Class fees range from free to $85. Merchant Hall three-day passes are also available at $160 per person and allow access to 11 presentations.
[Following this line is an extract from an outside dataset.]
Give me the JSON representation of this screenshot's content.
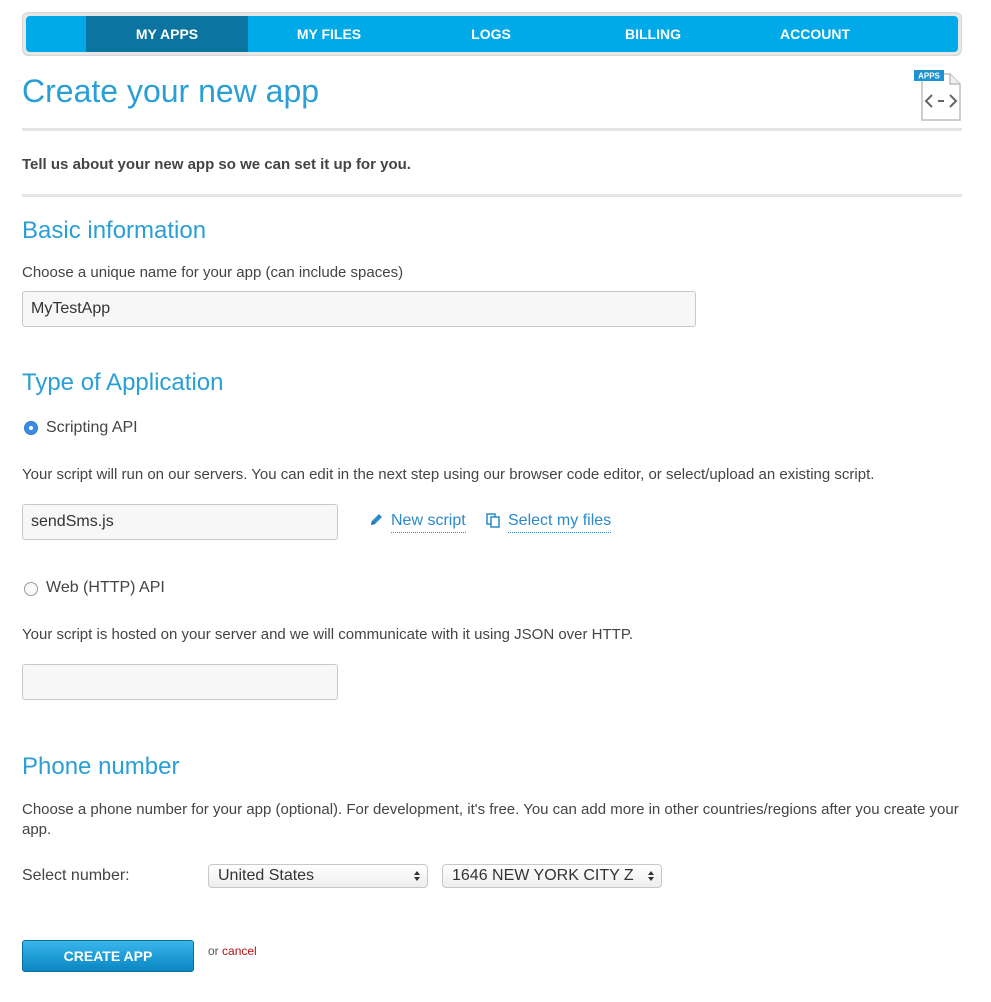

Purchase passes at www.naturevisions.org.
NVPE finalists include: two-time finalist, Gabriel Arias, 17 of Potomac, Md., attending Winston-Churchill High School for his photos, Harmony and Bloom
Sai Charan Gurrapu, 15, of Chantilly, Va., attending Chantilly High School, for Blossom
Two-time finalist, Kevin Hackler, 18, of Herndon, Va., graduate of Chantilly High School, for Glory and Connections
Alicia Kay, 17 of Vienna, Va., attending Oakton High School , for Monet
Abby Keller, 18 of Springfield, Va., graduate of West Springfield High School, for Frozen in Time
Alyssa Prouty, 18, of Haymarket, Va., graduate of Paul VI Catholic High School, for Freedom
Andrew Savino, 17 of Fairfax Station, Va., attending The Howard Garner School, for Eastern Screech Owl
Jess Taylor, 17, of Vienna, Va., graduate of Winston Churchill High School, for Stranded
The Expo presents nature photography exhibits from eight of the DC-area’s best camera clubs, as well as free classes for beginners, two free Lightroom seminars and 23 more instructional sessions on topics from the iPhone to landscape photography.
More advanced lectures by notable professional and freelance nature photographers, including keynote speaker Joe McNally, veteran photojournalist of the book, Faces of Ground Zero and renowned, freelance photographer for National Geographic and LIFE magazines, do charge a fee.
In addition to the seminars and lectures, photographers will have the chance to focus their lenses on hawks and owls in a natural setting, just outside the Hylton Performing Arts Center. All proceeds go to the Raptor Conservancy of Virginia to support their animal rehabilitation programs.
“Like painting, music and the performing arts—photography is an art-form to be enjoyed and practiced,” said Tom Shevock, president of Nature Visions Photo Expo. “We all look to capture a moment with our camera, whether it’s a professional shot or just a quick click of the cell phone–our Expo offers something for everyone.”